YOU MAY ALSO WANT TO REVIEW THESE ITEMS:
Initial Debridements of Electrical Burns with Fasciotomies of the Right Wrist and Forearm
Initial Debridements of Electrical Burns with Fasciotomies of the Right Wrist and Forearm - exh5458a
Medical Exhibit
Add to my lightbox
Find More Like This
Post-accident Burns of the Chest and Arms with Skin Grafting
Post-accident Burns of the Chest and Arms with Skin Grafting - exh4595a
Medical Exhibit
Add to my lightbox
Find More Like This
Front and Back Female Figures with Burns to the Body
Front and Back Female Figures with Burns to the Body - exh5883a

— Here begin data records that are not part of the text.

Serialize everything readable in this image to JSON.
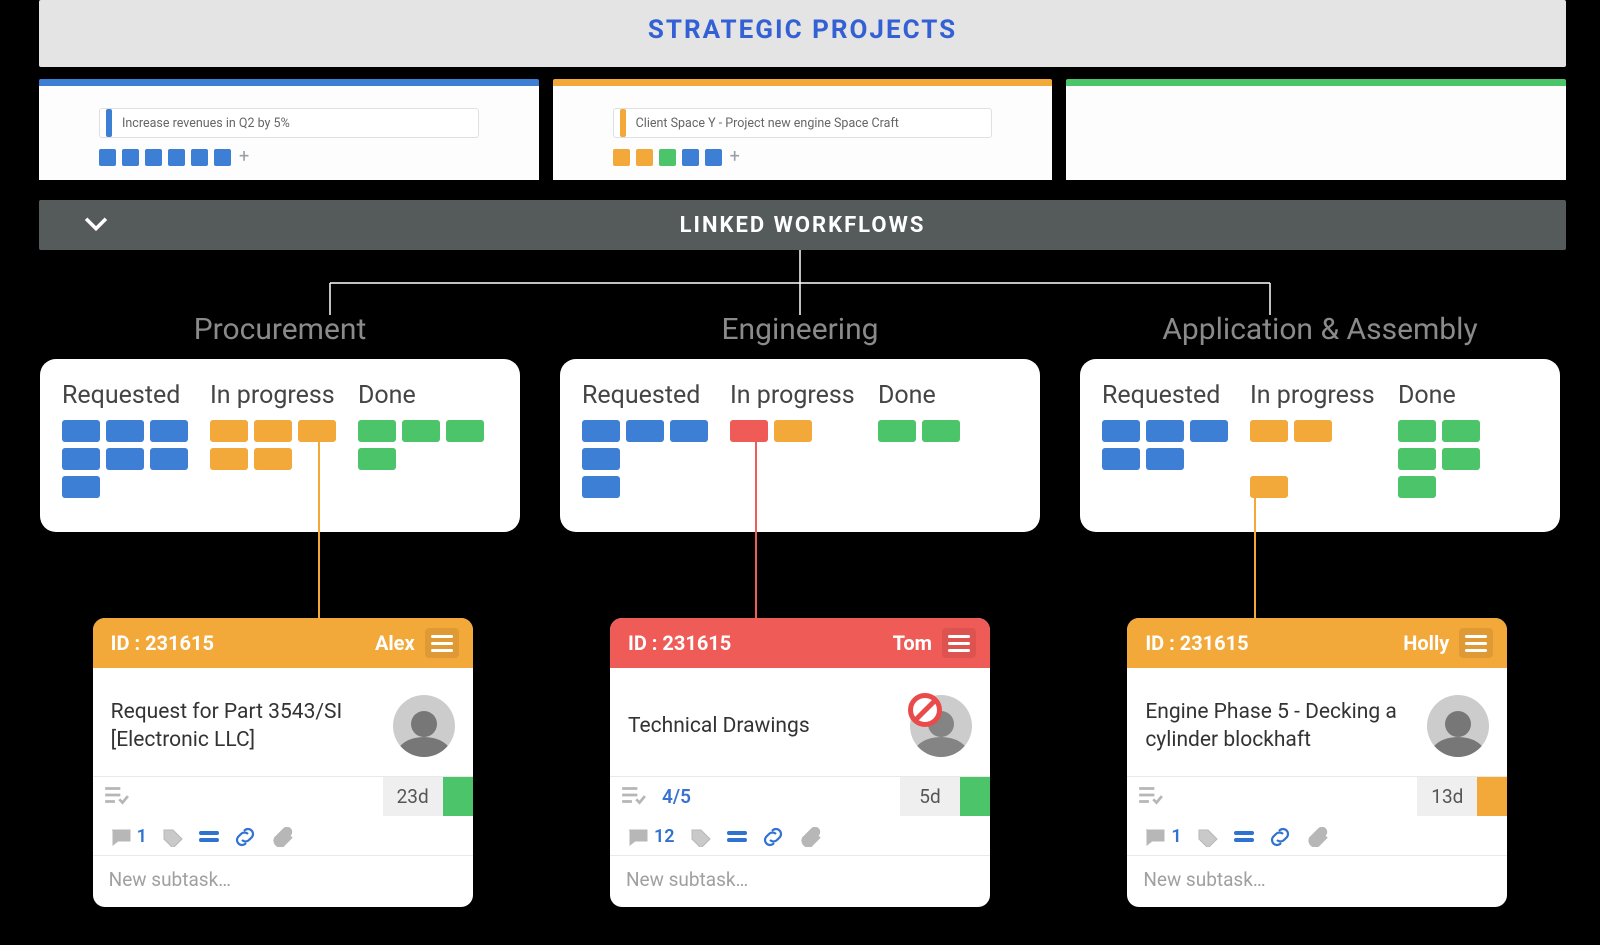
{
  "header": {
    "title": "STRATEGIC PROJECTS"
  },
  "lanes": {
    "blue": {
      "color": "#3e7fd6",
      "project_label": "Increase revenues in Q2 by 5%",
      "chips": [
        "blue",
        "blue",
        "blue",
        "blue",
        "blue",
        "blue"
      ]
    },
    "orange": {
      "color": "#f3a83a",
      "project_label": "Client Space Y - Project new engine Space Craft",
      "chips": [
        "orange",
        "orange",
        "green",
        "blue",
        "blue"
      ]
    },
    "green": {
      "color": "#4cc46a"
    }
  },
  "linked": {
    "title": "LINKED WORKFLOWS"
  },
  "boards": [
    {
      "name": "Procurement",
      "columns": [
        {
          "name": "Requested",
          "rows": [
            [
              "blue",
              "blue",
              "blue"
            ],
            [
              "blue",
              "blue",
              "blue"
            ],
            [
              "blue"
            ]
          ]
        },
        {
          "name": "In progress",
          "rows": [
            [
              "orange",
              "orange",
              "orange"
            ],
            [
              "orange",
              "orange"
            ]
          ]
        },
        {
          "name": "Done",
          "rows": [
            [
              "green",
              "green",
              "green"
            ],
            [
              "green"
            ]
          ]
        }
      ],
      "link_color": "#f3a83a",
      "task": {
        "head_color": "#f3a83a",
        "id": "ID : 231615",
        "assignee": "Alex",
        "title": "Request for Part 3543/SI [Electronic LLC]",
        "progress": "",
        "days": "23d",
        "bar_color": "#4cc46a",
        "comments": "1",
        "subtask": "New subtask…",
        "blocked": false
      }
    },
    {
      "name": "Engineering",
      "columns": [
        {
          "name": "Requested",
          "rows": [
            [
              "blue",
              "blue",
              "blue"
            ],
            [
              "blue"
            ],
            [
              "blue"
            ]
          ]
        },
        {
          "name": "In progress",
          "rows": [
            [
              "red",
              "orange"
            ]
          ]
        },
        {
          "name": "Done",
          "rows": [
            [
              "green",
              "green"
            ]
          ]
        }
      ],
      "link_color": "#ef5b56",
      "task": {
        "head_color": "#ef5b56",
        "id": "ID : 231615",
        "assignee": "Tom",
        "title": "Technical Drawings",
        "progress": "4/5",
        "days": "5d",
        "bar_color": "#4cc46a",
        "comments": "12",
        "subtask": "New subtask…",
        "blocked": true
      }
    },
    {
      "name": "Application & Assembly",
      "columns": [
        {
          "name": "Requested",
          "rows": [
            [
              "blue",
              "blue",
              "blue"
            ],
            [
              "blue",
              "blue"
            ]
          ]
        },
        {
          "name": "In progress",
          "rows": [
            [
              "orange",
              "orange"
            ],
            [
              ""
            ],
            [
              "orange"
            ]
          ]
        },
        {
          "name": "Done",
          "rows": [
            [
              "green",
              "green"
            ],
            [
              "green",
              "green"
            ],
            [
              "green"
            ]
          ]
        }
      ],
      "link_color": "#f3a83a",
      "task": {
        "head_color": "#f3a83a",
        "id": "ID : 231615",
        "assignee": "Holly",
        "title": "Engine Phase 5 - Decking a cylinder blockhaft",
        "progress": "",
        "days": "13d",
        "bar_color": "#f3a83a",
        "comments": "1",
        "subtask": "New subtask…",
        "blocked": false
      }
    }
  ]
}
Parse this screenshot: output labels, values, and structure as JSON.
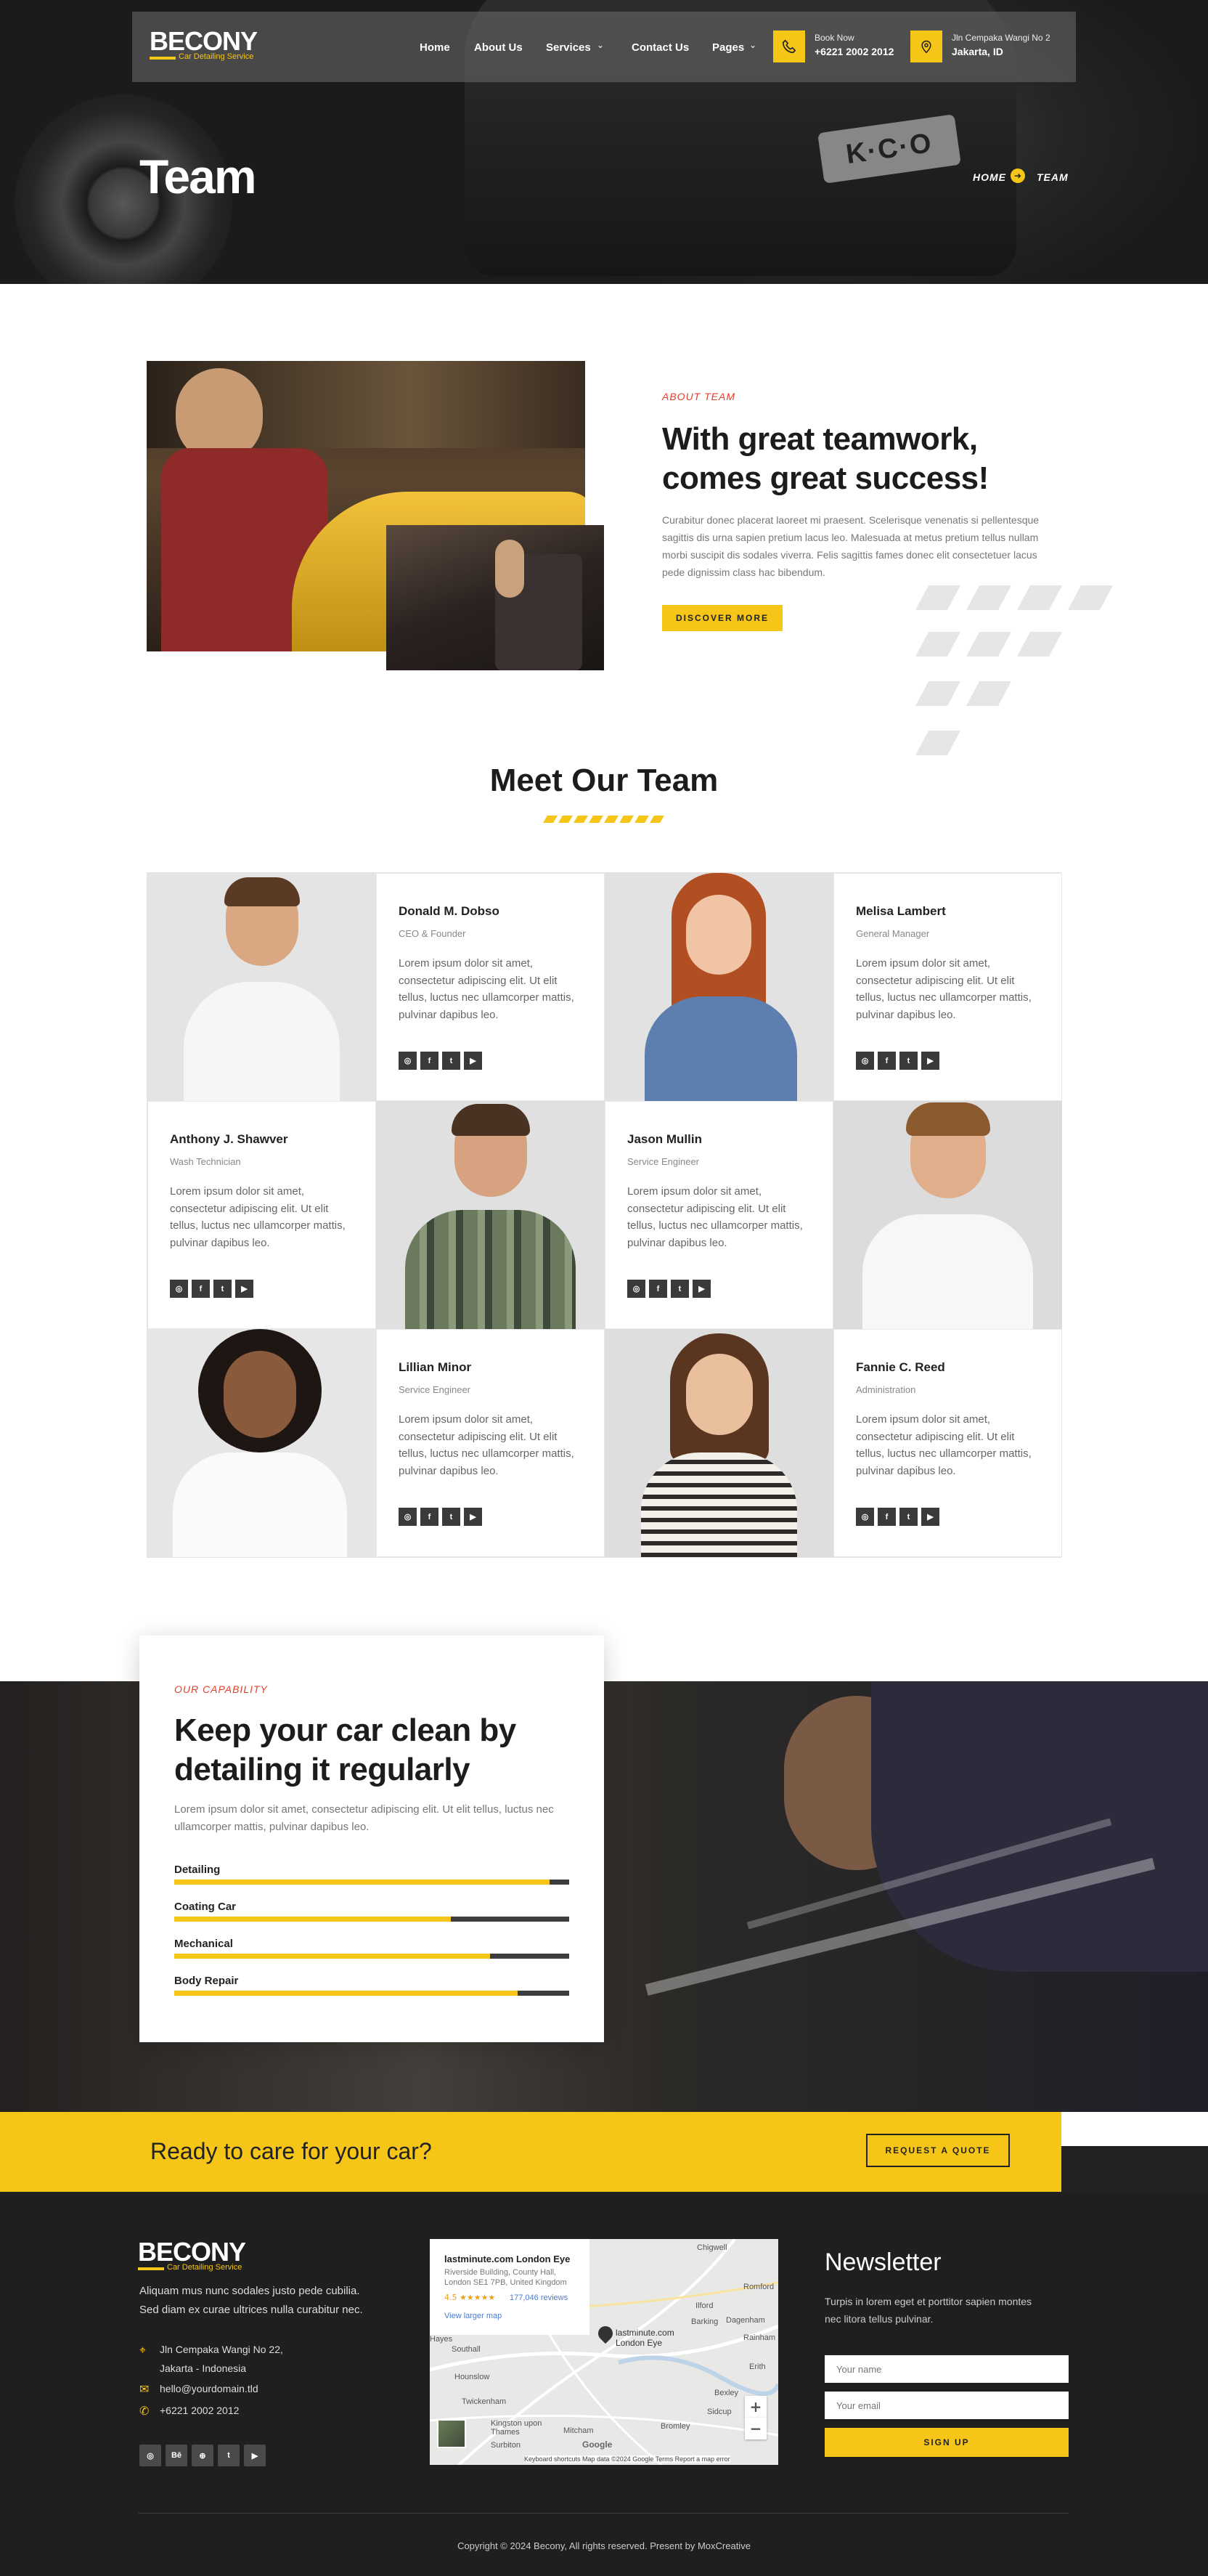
{
  "header": {
    "logo": "BECONY",
    "logo_sub": "Car Detailing Service",
    "nav": [
      "Home",
      "About Us",
      "Services",
      "Contact Us",
      "Pages"
    ],
    "book_label": "Book Now",
    "book_phone": "+6221 2002 2012",
    "addr_line1": "Jln Cempaka Wangi No 2",
    "addr_line2": "Jakarta, ID"
  },
  "hero": {
    "title": "Team",
    "plate": "K·C·O",
    "breadcrumb_home": "HOME",
    "breadcrumb_current": "TEAM"
  },
  "about": {
    "kicker": "ABOUT TEAM",
    "heading_line1": "With great teamwork,",
    "heading_line2": "comes great success!",
    "paragraph": "Curabitur donec placerat laoreet mi praesent. Scelerisque venenatis si pellentesque sagittis dis urna sapien pretium lacus leo. Malesuada at metus pretium tellus nullam morbi suscipit dis sodales viverra. Felis sagittis fames donec elit consectetuer lacus pede dignissim class hac bibendum.",
    "button": "DISCOVER MORE"
  },
  "team": {
    "title": "Meet Our Team",
    "members": [
      {
        "name": "Donald M. Dobso",
        "role": "CEO & Founder",
        "bio": "Lorem ipsum dolor sit amet, consectetur adipiscing elit. Ut elit tellus, luctus nec ullamcorper mattis, pulvinar dapibus leo."
      },
      {
        "name": "Melisa Lambert",
        "role": "General Manager",
        "bio": "Lorem ipsum dolor sit amet, consectetur adipiscing elit. Ut elit tellus, luctus nec ullamcorper mattis, pulvinar dapibus leo."
      },
      {
        "name": "Anthony J. Shawver",
        "role": "Wash Technician",
        "bio": "Lorem ipsum dolor sit amet, consectetur adipiscing elit. Ut elit tellus, luctus nec ullamcorper mattis, pulvinar dapibus leo."
      },
      {
        "name": "Jason Mullin",
        "role": "Service Engineer",
        "bio": "Lorem ipsum dolor sit amet, consectetur adipiscing elit. Ut elit tellus, luctus nec ullamcorper mattis, pulvinar dapibus leo."
      },
      {
        "name": "Lillian Minor",
        "role": "Service Engineer",
        "bio": "Lorem ipsum dolor sit amet, consectetur adipiscing elit. Ut elit tellus, luctus nec ullamcorper mattis, pulvinar dapibus leo."
      },
      {
        "name": "Fannie C. Reed",
        "role": "Administration",
        "bio": "Lorem ipsum dolor sit amet, consectetur adipiscing elit. Ut elit tellus, luctus nec ullamcorper mattis, pulvinar dapibus leo."
      }
    ],
    "social": [
      "◎",
      "f",
      "t",
      "▶"
    ]
  },
  "capability": {
    "kicker": "OUR CAPABILITY",
    "heading_line1": "Keep your car clean by",
    "heading_line2": "detailing it regularly",
    "paragraph": "Lorem ipsum dolor sit amet, consectetur adipiscing elit. Ut elit tellus, luctus nec ullamcorper mattis, pulvinar dapibus leo.",
    "skills": [
      {
        "label": "Detailing",
        "value": 95
      },
      {
        "label": "Coating Car",
        "value": 70
      },
      {
        "label": "Mechanical",
        "value": 80
      },
      {
        "label": "Body Repair",
        "value": 87
      }
    ]
  },
  "cta": {
    "text": "Ready to care for your car?",
    "button": "REQUEST A QUOTE"
  },
  "footer": {
    "logo": "BECONY",
    "logo_sub": "Car Detailing Service",
    "about_line1": "Aliquam mus nunc sodales justo pede cubilia.",
    "about_line2": "Sed diam ex curae ultrices nulla curabitur nec.",
    "address_line1": "Jln Cempaka Wangi No 22,",
    "address_line2": "Jakarta - Indonesia",
    "email": "hello@yourdomain.tld",
    "phone": "+6221 2002 2012",
    "social": [
      "◎",
      "Bē",
      "⊕",
      "t",
      "▶"
    ],
    "map": {
      "place": "lastminute.com London Eye",
      "address_line1": "Riverside Building, County Hall,",
      "address_line2": "London SE1 7PB, United Kingdom",
      "rating": "4.5 ★★★★★",
      "reviews": "177,046 reviews",
      "larger_map": "View larger map",
      "pin_label_line1": "lastminute.com",
      "pin_label_line2": "London Eye",
      "attribution": "Keyboard shortcuts   Map data ©2024 Google   Terms   Report a map error",
      "places": [
        "Chigwell",
        "Romford",
        "Ilford",
        "Barking",
        "Dagenham",
        "Rainham",
        "Erith",
        "Bexley",
        "Sidcup",
        "Bromley",
        "Mitcham",
        "Kingston upon Thames",
        "Surbiton",
        "Twickenham",
        "Hounslow",
        "Southall",
        "Hayes",
        "Google"
      ]
    },
    "newsletter_title": "Newsletter",
    "newsletter_line1": "Turpis in lorem eget et porttitor sapien montes",
    "newsletter_line2": "nec litora tellus pulvinar.",
    "name_placeholder": "Your name",
    "email_placeholder": "Your email",
    "signup": "SIGN UP",
    "copyright": "Copyright © 2024 Becony, All rights reserved. Present by MoxCreative"
  },
  "colors": {
    "accent": "#f5c518",
    "dark": "#1f1f1f",
    "kicker": "#e0412b"
  }
}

Medical Exhibit
Add to my lightbox
Find More Like This
Acromioclavicular Joint Arthritis and Treatment with Surgical Repairs
Acromioclavicular Joint Arthritis and Treatment with Surgical Repairs - exh5977a
Medical Exhibit
Add to my lightbox
Find More Like This
Classification of Skin Burns
Classification of Skin Burns - exhR0005
Medical Exhibit
Add to my lightbox
Find More Like This
Burns to the Cervix and Vaginal Wall
Burns to the Cervix and Vaginal Wall - exh39328
Medical Exhibit
Add to my lightbox
Find More Like This